> _Assignment_
Copy out, from the entries below, each line that holds the string "DHCP".

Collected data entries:
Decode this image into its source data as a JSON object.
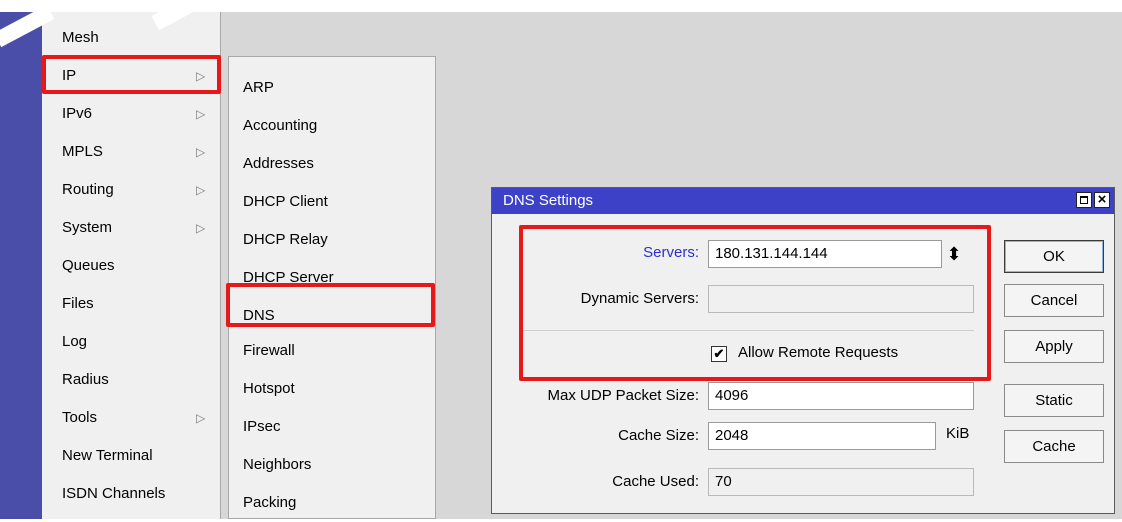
{
  "main_menu": {
    "items": [
      {
        "label": "Mesh",
        "has_submenu": false
      },
      {
        "label": "IP",
        "has_submenu": true,
        "highlighted": true
      },
      {
        "label": "IPv6",
        "has_submenu": true
      },
      {
        "label": "MPLS",
        "has_submenu": true
      },
      {
        "label": "Routing",
        "has_submenu": true
      },
      {
        "label": "System",
        "has_submenu": true
      },
      {
        "label": "Queues",
        "has_submenu": false
      },
      {
        "label": "Files",
        "has_submenu": false
      },
      {
        "label": "Log",
        "has_submenu": false
      },
      {
        "label": "Radius",
        "has_submenu": false
      },
      {
        "label": "Tools",
        "has_submenu": true
      },
      {
        "label": "New Terminal",
        "has_submenu": false
      },
      {
        "label": "ISDN Channels",
        "has_submenu": false
      }
    ],
    "submenu_arrow": "▷"
  },
  "ip_submenu": {
    "items": [
      {
        "label": "ARP"
      },
      {
        "label": "Accounting"
      },
      {
        "label": "Addresses"
      },
      {
        "label": "DHCP Client"
      },
      {
        "label": "DHCP Relay"
      },
      {
        "label": "DHCP Server"
      },
      {
        "label": "DNS",
        "highlighted": true
      },
      {
        "label": "Firewall"
      },
      {
        "label": "Hotspot"
      },
      {
        "label": "IPsec"
      },
      {
        "label": "Neighbors"
      },
      {
        "label": "Packing"
      }
    ]
  },
  "dns_dialog": {
    "title": "DNS Settings",
    "fields": {
      "servers": {
        "label": "Servers:",
        "value": "180.131.144.144"
      },
      "dynamic_servers": {
        "label": "Dynamic Servers:",
        "value": ""
      },
      "max_udp": {
        "label": "Max UDP Packet Size:",
        "value": "4096"
      },
      "cache_size": {
        "label": "Cache Size:",
        "value": "2048",
        "unit": "KiB"
      },
      "cache_used": {
        "label": "Cache Used:",
        "value": "70"
      }
    },
    "allow_remote": {
      "label": "Allow Remote Requests",
      "checked": true,
      "check_glyph": "✔"
    },
    "buttons": {
      "ok": "OK",
      "cancel": "Cancel",
      "apply": "Apply",
      "static": "Static",
      "cache": "Cache"
    },
    "spinner_glyph": "⬍",
    "close_glyph": "×"
  },
  "colors": {
    "highlight_border": "#e8171a",
    "titlebar": "#3d41c7",
    "link_label": "#2b2fd0",
    "left_strip": "#4a4ea8"
  }
}
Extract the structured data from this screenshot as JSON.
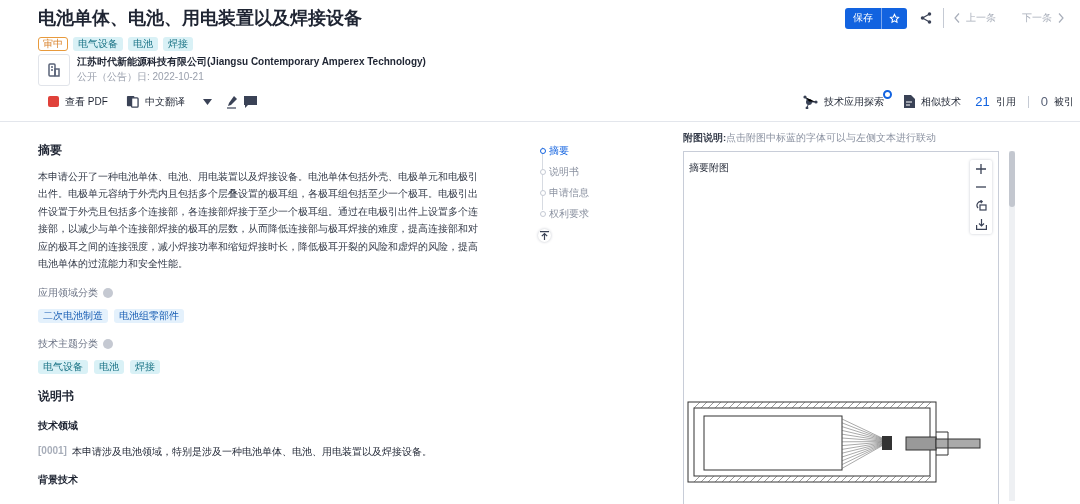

> _Written reply_
        "label": "DHCP Client"
        "label": "DHCP Relay"
        "label": "DHCP Server"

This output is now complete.